between Science and Technology,” pp. 61-68
Tuesday October 9
&
Thursday October 11
Technology in the Renaissance and
Early Modern Period, Part II
1. Thomas Misa, Leonardo to the Internet, Chap.
2: Techniques of Commerce, pp. 33-58.
2. Carolyn Merchant, “The Scientific Revolution
and the Death of Nature,” pp. 69-84
Tuesday October 16
&
Thursday October 18
The Industrial Revolution 2. Thomas Misa, Leonardo to the Internet,
Chapter 3: Geographies of Industry, pp. 57-96.
Tuesday October 23
&
Thursday October 25
Technology and Imperialism 1. Thomas Misa, Leonardo to the Internet,
Chapter 4: Instruments of Empire, pp. 98-127.
2. (T&C Reader) Michael Adas, “Contested
Hegemony: The Great War and the Afro-Asian
Assault on the Civilizing Mission,” pp. 87-103
Tuesday November 6 Science, Technology and the Birth of 1. Thomas Misa, Leonardo to the Internet,
3
Unlock document

This preview shows pages 1-3 of the document.
Unlock all 11 pages and 3 million more documents.

Already have an account? Log in

Document Summary

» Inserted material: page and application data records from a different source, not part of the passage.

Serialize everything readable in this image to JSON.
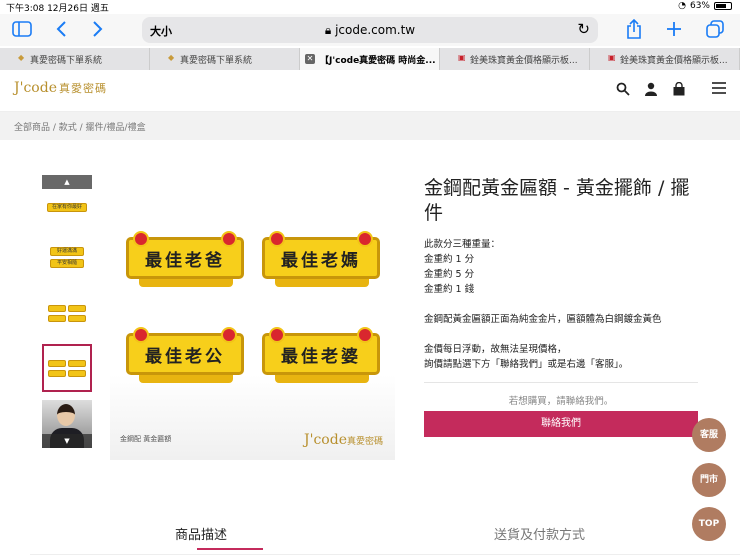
{
  "status": {
    "time_date": "下午3:08   12月26日 週五",
    "battery": "63%"
  },
  "browser": {
    "text_size": "大小",
    "address": "jcode.com.tw",
    "tabs": [
      {
        "label": "真愛密碼下單系統"
      },
      {
        "label": "真愛密碼下單系統"
      },
      {
        "label": "【J'code真愛密碼 時尚金..."
      },
      {
        "label": "銓美珠寶黃金價格顯示板..."
      },
      {
        "label": "銓美珠寶黃金價格顯示板..."
      }
    ]
  },
  "site": {
    "logo_brand": "J'code",
    "logo_cn": "真愛密碼",
    "breadcrumb": "全部商品 / 款式 / 擺件/禮品/禮盒"
  },
  "product": {
    "title": "金鋼配黃金匾額 - 黃金擺飾 / 擺件",
    "desc_lines": [
      "此款分三種重量：",
      "金重約 1 分",
      "金重約 5 分",
      "金重約 1 錢"
    ],
    "desc_material": "金鋼配黃金匾額正面為純金金片，匾額體為白鋼鍍金黃色",
    "desc_price_1": "金價每日浮動，故無法呈現價格，",
    "desc_price_2": "詢價請點選下方「聯絡我們」或是右邊「客服」。",
    "purchase_note": "若想購買，請聯絡我們。",
    "contact_button": "聯絡我們",
    "image": {
      "plaques": [
        "最佳老爸",
        "最佳老媽",
        "最佳老公",
        "最佳老婆"
      ],
      "caption_left": "金鋼配 黃金匾額",
      "caption_brand": "J'code",
      "caption_brand_cn": "真愛密碼"
    },
    "thumb_texts": [
      "在家有你最好",
      "好運滿滿",
      "平安相隨"
    ]
  },
  "floating": {
    "service": "客服",
    "stores": "門市",
    "top": "TOP"
  },
  "product_tabs": {
    "description": "商品描述",
    "shipping": "送貨及付款方式"
  }
}
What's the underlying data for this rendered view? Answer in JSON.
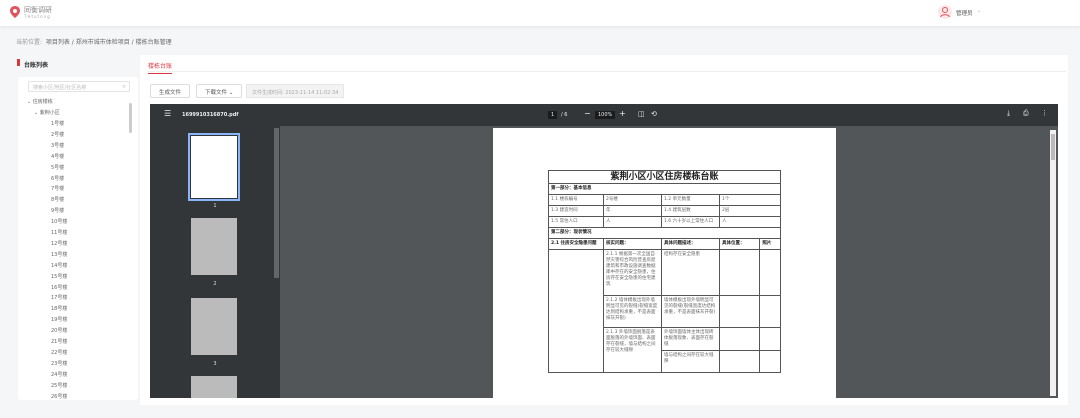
{
  "header": {
    "logo": "同衡调研",
    "logo_sub": "THtutong",
    "user": "管理员",
    "caret": "⌄"
  },
  "breadcrumb": {
    "label": "当前位置:",
    "items": [
      "项目列表",
      "郑州市城市体检项目",
      "楼栋台账管理"
    ]
  },
  "left": {
    "title": "台账列表",
    "search_placeholder": "搜索小区/地区/社区名称",
    "root": "住房楼栋",
    "community": "紫荆小区",
    "buildings": [
      "1号楼",
      "2号楼",
      "3号楼",
      "4号楼",
      "5号楼",
      "6号楼",
      "7号楼",
      "8号楼",
      "9号楼",
      "10号楼",
      "11号楼",
      "12号楼",
      "13号楼",
      "14号楼",
      "15号楼",
      "16号楼",
      "17号楼",
      "18号楼",
      "19号楼",
      "20号楼",
      "21号楼",
      "22号楼",
      "23号楼",
      "24号楼",
      "25号楼",
      "26号楼"
    ]
  },
  "tab": "楼栋台账",
  "actions": {
    "generate": "生成文件",
    "download": "下载文件 ⌄",
    "time": "文件生成时间: 2023-11-14 11:02:34"
  },
  "viewer": {
    "filename": "1699910316870.pdf",
    "page": "1",
    "pages": "/ 6",
    "zoom": "100%",
    "thumb_labels": [
      "1",
      "2",
      "3"
    ]
  },
  "doc": {
    "title": "紫荆小区小区住房楼栋台账",
    "part1": "第一部分：基本信息",
    "basic": [
      [
        "1.1 楼栋编号",
        "2号楼",
        "1.2 单元数量",
        "1个"
      ],
      [
        "1.3 建造时间",
        "年",
        "1.4 建筑层数",
        "2层"
      ],
      [
        "1.5 常住人口",
        "人",
        "1.6 六十岁以上常住人口",
        "人"
      ]
    ],
    "part2": "第二部分：现状情况",
    "headers": [
      "2.1 住房安全隐患问题",
      "核实问题：",
      "具体问题描述：",
      "具体位置：",
      "照片"
    ],
    "rows": [
      [
        "2.1.1 根据第一次全国自然灾害综合风险普查房屋建筑和市政设施调查数据库中存在的安全隐患，住房存在安全隐患的住宅建筑",
        "结构存在安全隐患"
      ],
      [
        "2.1.2 墙体模板出现外墙明显可见的裂缝(裂缝宽度达到结构承重，不是表面抹灰开裂)",
        "墙体模板出现外墙明显可见的裂缝(裂缝宽度达结构承重，不是表面抹灰开裂)"
      ],
      [
        "2.1.3 外墙饰面脱落是表面脱落的外墙饰面、表面存在裂缝，墙与结构之间存在较大缝隙",
        "外墙饰面墙体主体出现砖体脱落现象、表面存在裂缝"
      ],
      [
        "",
        "墙与结构之间存在较大缝隙"
      ]
    ]
  }
}
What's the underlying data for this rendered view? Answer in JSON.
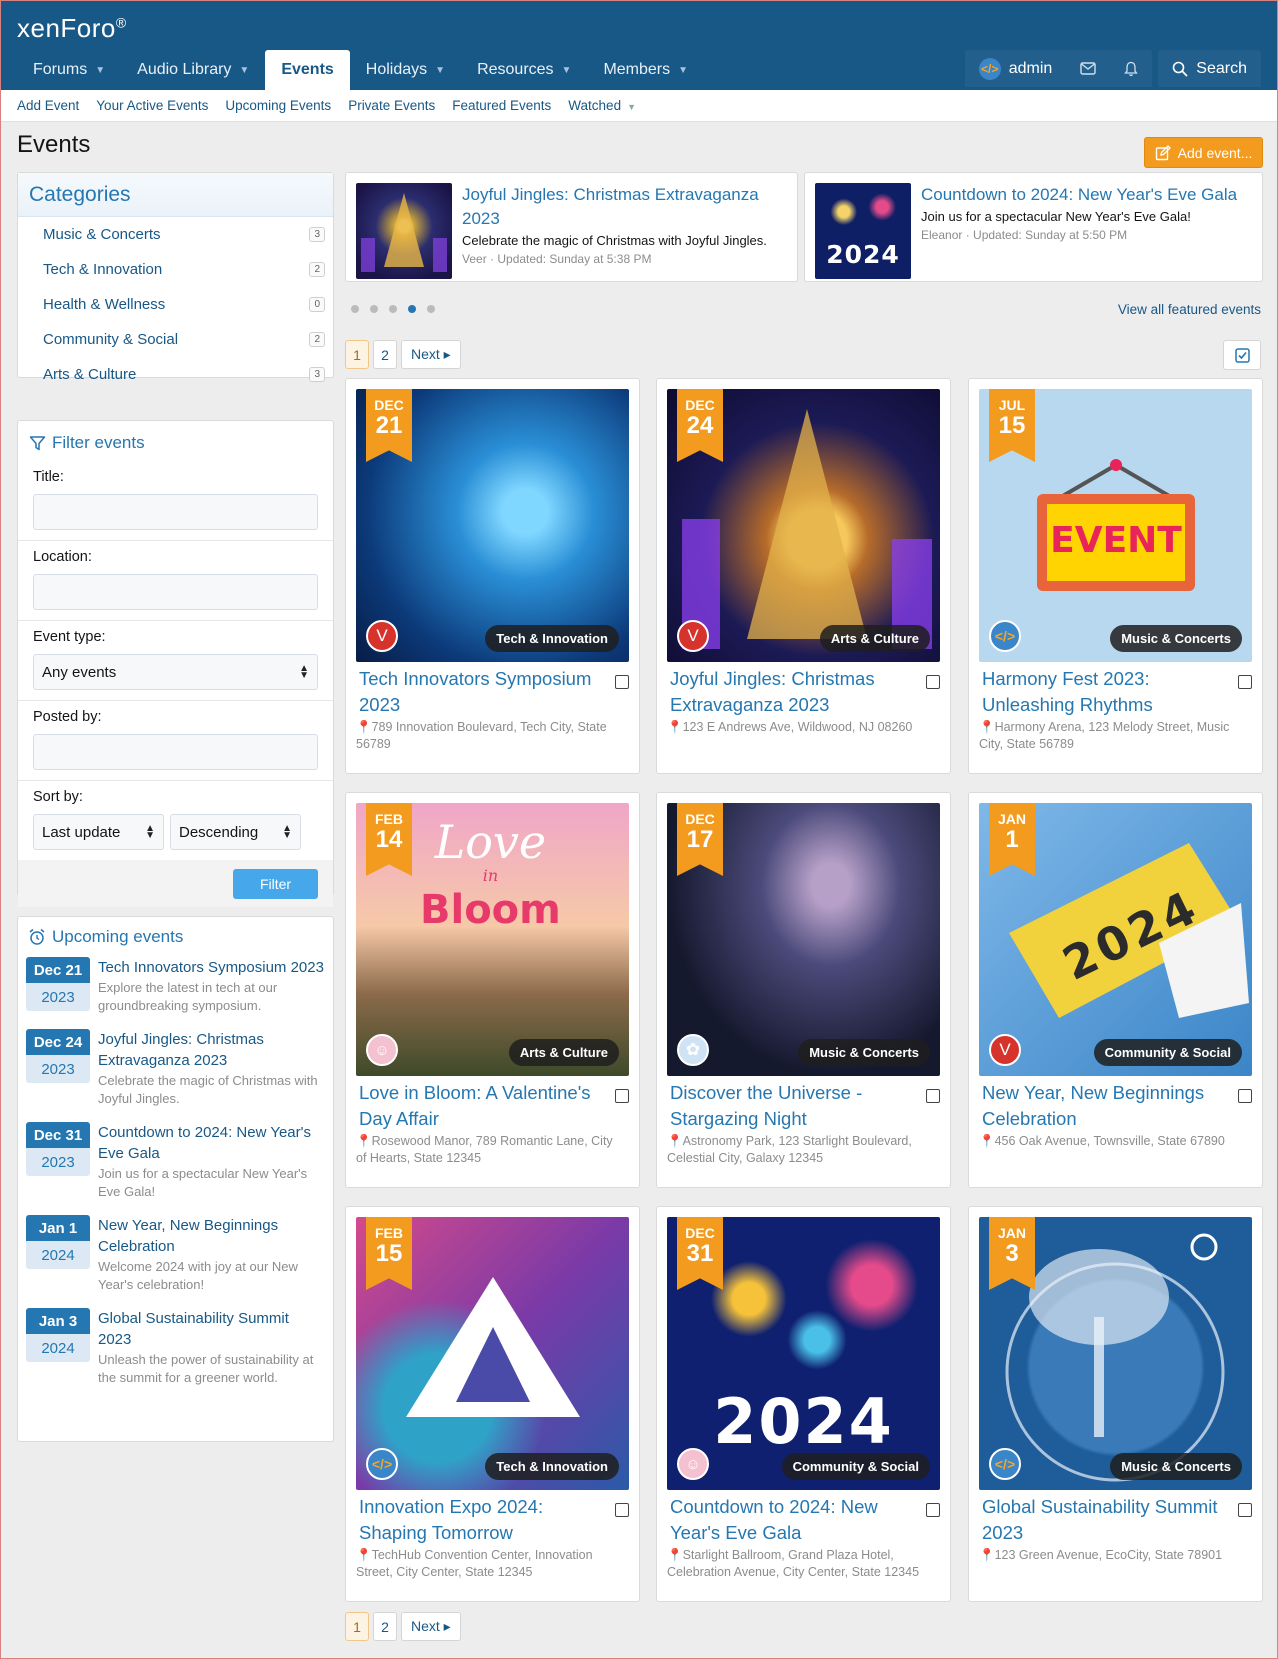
{
  "header": {
    "logo_text": "xenForo",
    "nav": [
      {
        "label": "Forums",
        "caret": true
      },
      {
        "label": "Audio Library",
        "caret": true
      },
      {
        "label": "Events",
        "caret": false,
        "active": true
      },
      {
        "label": "Holidays",
        "caret": true
      },
      {
        "label": "Resources",
        "caret": true
      },
      {
        "label": "Members",
        "caret": true
      }
    ],
    "user": "admin",
    "search_label": "Search"
  },
  "subnav": [
    "Add Event",
    "Your Active Events",
    "Upcoming Events",
    "Private Events",
    "Featured Events",
    "Watched"
  ],
  "page": {
    "title": "Events",
    "add_event_label": "Add event..."
  },
  "categories": {
    "title": "Categories",
    "items": [
      {
        "name": "Music & Concerts",
        "count": "3"
      },
      {
        "name": "Tech & Innovation",
        "count": "2"
      },
      {
        "name": "Health & Wellness",
        "count": "0"
      },
      {
        "name": "Community & Social",
        "count": "2"
      },
      {
        "name": "Arts & Culture",
        "count": "3"
      }
    ]
  },
  "filter": {
    "title": "Filter events",
    "title_label": "Title:",
    "location_label": "Location:",
    "event_type_label": "Event type:",
    "event_type_value": "Any events",
    "posted_by_label": "Posted by:",
    "sort_by_label": "Sort by:",
    "sort_value": "Last update",
    "order_value": "Descending",
    "button_label": "Filter"
  },
  "upcoming": {
    "title": "Upcoming events",
    "items": [
      {
        "date": "Dec 21",
        "year": "2023",
        "title": "Tech Innovators Symposium 2023",
        "desc": "Explore the latest in tech at our groundbreaking symposium."
      },
      {
        "date": "Dec 24",
        "year": "2023",
        "title": "Joyful Jingles: Christmas Extravaganza 2023",
        "desc": "Celebrate the magic of Christmas with Joyful Jingles."
      },
      {
        "date": "Dec 31",
        "year": "2023",
        "title": "Countdown to 2024: New Year's Eve Gala",
        "desc": "Join us for a spectacular New Year's Eve Gala!"
      },
      {
        "date": "Jan 1",
        "year": "2024",
        "title": "New Year, New Beginnings Celebration",
        "desc": "Welcome 2024 with joy at our New Year's celebration!"
      },
      {
        "date": "Jan 3",
        "year": "2024",
        "title": "Global Sustainability Summit 2023",
        "desc": "Unleash the power of sustainability at the summit for a greener world."
      }
    ]
  },
  "featured": [
    {
      "title": "Joyful Jingles: Christmas Extravaganza 2023",
      "desc": "Celebrate the magic of Christmas with Joyful Jingles.",
      "meta": "Veer · Updated: Sunday at 5:38 PM"
    },
    {
      "title": "Countdown to 2024: New Year's Eve Gala",
      "desc": "Join us for a spectacular New Year's Eve Gala!",
      "meta": "Eleanor · Updated: Sunday at 5:50 PM",
      "image_text": "2024"
    }
  ],
  "view_all_featured": "View all featured events",
  "pager": {
    "page1": "1",
    "page2": "2",
    "next": "Next ▸"
  },
  "cards": [
    {
      "month": "DEC",
      "day": "21",
      "category": "Tech & Innovation",
      "title": "Tech Innovators Symposium 2023",
      "location": "789 Innovation Boulevard, Tech City, State 56789",
      "avatar": "V"
    },
    {
      "month": "DEC",
      "day": "24",
      "category": "Arts & Culture",
      "title": "Joyful Jingles: Christmas Extravaganza 2023",
      "location": "123 E Andrews Ave, Wildwood, NJ 08260",
      "avatar": "V"
    },
    {
      "month": "JUL",
      "day": "15",
      "category": "Music & Concerts",
      "title": "Harmony Fest 2023: Unleashing Rhythms",
      "location": "Harmony Arena, 123 Melody Street, Music City, State 56789",
      "avatar": "</>",
      "image_text": "EVENT"
    },
    {
      "month": "FEB",
      "day": "14",
      "category": "Arts & Culture",
      "title": "Love in Bloom: A Valentine's Day Affair",
      "location": "Rosewood Manor, 789 Romantic Lane, City of Hearts, State 12345",
      "avatar": "☺",
      "image_text_1": "Love",
      "image_text_2": "in",
      "image_text_3": "Bloom"
    },
    {
      "month": "DEC",
      "day": "17",
      "category": "Music & Concerts",
      "title": "Discover the Universe - Stargazing Night",
      "location": "Astronomy Park, 123 Starlight Boulevard, Celestial City, Galaxy 12345",
      "avatar": "✿"
    },
    {
      "month": "JAN",
      "day": "1",
      "category": "Community & Social",
      "title": "New Year, New Beginnings Celebration",
      "location": "456 Oak Avenue, Townsville, State 67890",
      "avatar": "V",
      "image_text": "2024"
    },
    {
      "month": "FEB",
      "day": "15",
      "category": "Tech & Innovation",
      "title": "Innovation Expo 2024: Shaping Tomorrow",
      "location": "TechHub Convention Center, Innovation Street, City Center, State 12345",
      "avatar": "</>"
    },
    {
      "month": "DEC",
      "day": "31",
      "category": "Community & Social",
      "title": "Countdown to 2024: New Year's Eve Gala",
      "location": "Starlight Ballroom, Grand Plaza Hotel, Celebration Avenue, City Center, State 12345",
      "avatar": "☺",
      "image_text": "2024"
    },
    {
      "month": "JAN",
      "day": "3",
      "category": "Music & Concerts",
      "title": "Global Sustainability Summit 2023",
      "location": "123 Green Avenue, EcoCity, State 78901",
      "avatar": "</>"
    }
  ]
}
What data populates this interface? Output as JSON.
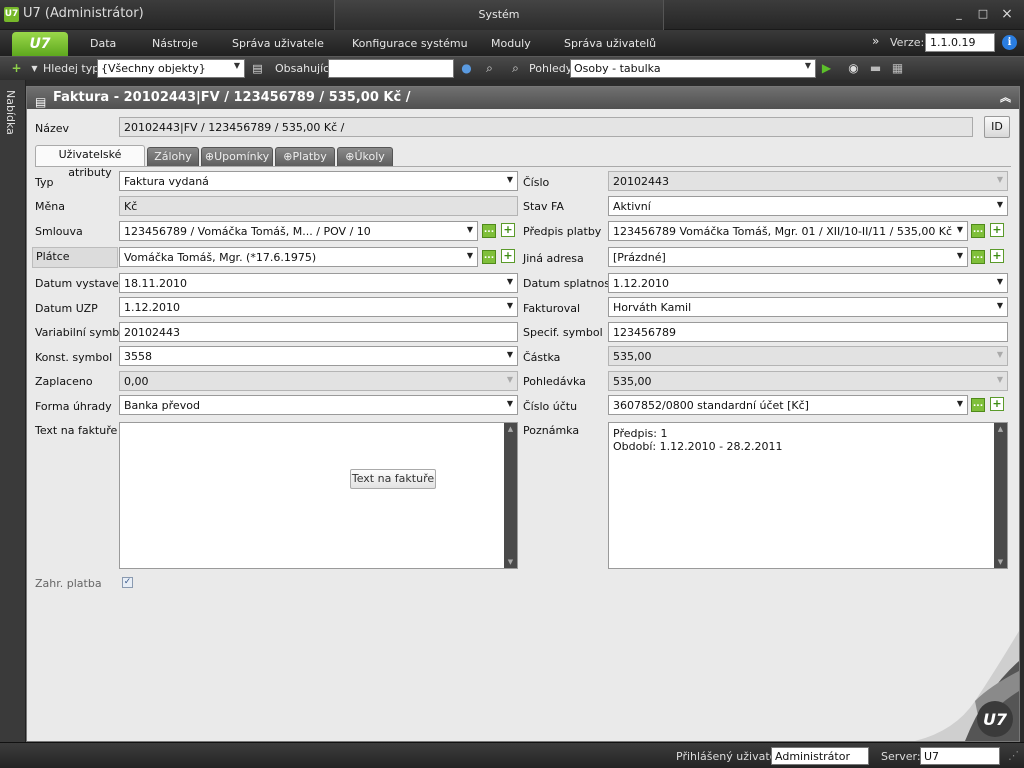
{
  "window": {
    "logo": "U7",
    "title": "U7 (Administrátor)",
    "center_title": "Systém",
    "minimize": "_",
    "maximize": "□",
    "close": "×"
  },
  "menu": {
    "logo": "U7",
    "items": [
      "Data",
      "Nástroje",
      "Správa uživatele",
      "Konfigurace systému",
      "Moduly",
      "Správa uživatelů"
    ],
    "version_label": "Verze:",
    "version_value": "1.1.0.19"
  },
  "toolbar": {
    "search_type_label": "Hledej typ",
    "search_type_value": "{Všechny objekty}",
    "contains_label": "Obsahující",
    "contains_value": "",
    "views_label": "Pohledy",
    "views_value": "Osoby - tabulka"
  },
  "side_panel": {
    "label": "Nabídka"
  },
  "panel": {
    "title": "Faktura - 20102443|FV / 123456789 / 535,00 Kč /",
    "name_label": "Název",
    "name_value": "20102443|FV / 123456789 / 535,00 Kč /",
    "id_button": "ID"
  },
  "tabs": [
    {
      "label": "Uživatelské atributy",
      "active": true
    },
    {
      "label": "Zálohy",
      "active": false
    },
    {
      "label": "Upomínky",
      "active": false
    },
    {
      "label": "Platby",
      "active": false
    },
    {
      "label": "Úkoly",
      "active": false
    }
  ],
  "form": {
    "typ": {
      "label": "Typ",
      "value": "Faktura vydaná"
    },
    "mena": {
      "label": "Měna",
      "value": "Kč"
    },
    "smlouva": {
      "label": "Smlouva",
      "value": "123456789 / Vomáčka Tomáš, M... / POV / 10"
    },
    "platce": {
      "label": "Plátce",
      "value": "Vomáčka Tomáš, Mgr. (*17.6.1975)"
    },
    "datum_vystaveni": {
      "label": "Datum vystavení",
      "value": "18.11.2010"
    },
    "datum_uzp": {
      "label": "Datum UZP",
      "value": "1.12.2010"
    },
    "variabilni_symbol": {
      "label": "Variabilní symbol",
      "value": "20102443"
    },
    "konst_symbol": {
      "label": "Konst. symbol",
      "value": "3558"
    },
    "zaplaceno": {
      "label": "Zaplaceno",
      "value": "0,00"
    },
    "forma_uhrady": {
      "label": "Forma úhrady",
      "value": "Banka převod"
    },
    "text_na_fakture": {
      "label": "Text na faktuře",
      "button": "Text na faktuře"
    },
    "cislo": {
      "label": "Číslo",
      "value": "20102443"
    },
    "stav_fa": {
      "label": "Stav FA",
      "value": "Aktivní"
    },
    "predpis_platby": {
      "label": "Předpis platby",
      "value": "123456789 Vomáčka Tomáš, Mgr. 01 / XII/10-II/11 / 535,00 Kč"
    },
    "jina_adresa": {
      "label": "Jiná adresa",
      "value": "[Prázdné]"
    },
    "datum_splatnosti": {
      "label": "Datum splatnosti",
      "value": "1.12.2010"
    },
    "fakturoval": {
      "label": "Fakturoval",
      "value": "Horváth Kamil"
    },
    "specif_symbol": {
      "label": "Specif. symbol",
      "value": "123456789"
    },
    "castka": {
      "label": "Částka",
      "value": "535,00"
    },
    "pohledavka": {
      "label": "Pohledávka",
      "value": "535,00"
    },
    "cislo_uctu": {
      "label": "Číslo účtu",
      "value": "3607852/0800 standardní účet [Kč]"
    },
    "poznamka": {
      "label": "Poznámka",
      "line1": "Předpis: 1",
      "line2": "Období: 1.12.2010 - 28.2.2011"
    },
    "zahr_platba": {
      "label": "Zahr. platba",
      "checked": true
    }
  },
  "statusbar": {
    "user_label": "Přihlášený uživatel:",
    "user_value": "Administrátor",
    "server_label": "Server:",
    "server_value": "U7"
  }
}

Thursdays from 5:30pm to 6:30pm, bethune 217 please contact first. This course examines the history, development and use of key technologies from antiquity to present day. We will explore how social, political and economic factors can have an effect on the success or failure of new technologies, and the impact new technologies have on society. Key themes that will be surveyed in this course include a) technology, culture, race and gender, b) religion and technology, c) the relationship between science and technology, d) the management of technology, and e) how users shape new technologies. Further information about natural science courses can be found at www. nats. yorku. ca. The class is scheduled to meet on tuesday and thursday afternoons from 4-5:30pm. Classes will begin with a lecture followed by a discussion period of class readings. Students are required to remain for both the lecture and discussion periods.

Get OneClass Grade+

Unlimited access to all notes and study guides.

YearlyMost Popular
75% OFF
$9.98/m
Monthly
$39.98/m
Single doc
$39.98

or

You will be charged $119.76 upfront and auto renewed at the end of each cycle. You may cancel anytime under Payment Settings. For more information, see our Terms and Privacy.
Payments are encrypted using 256-bit SSL. Powered by Stripe.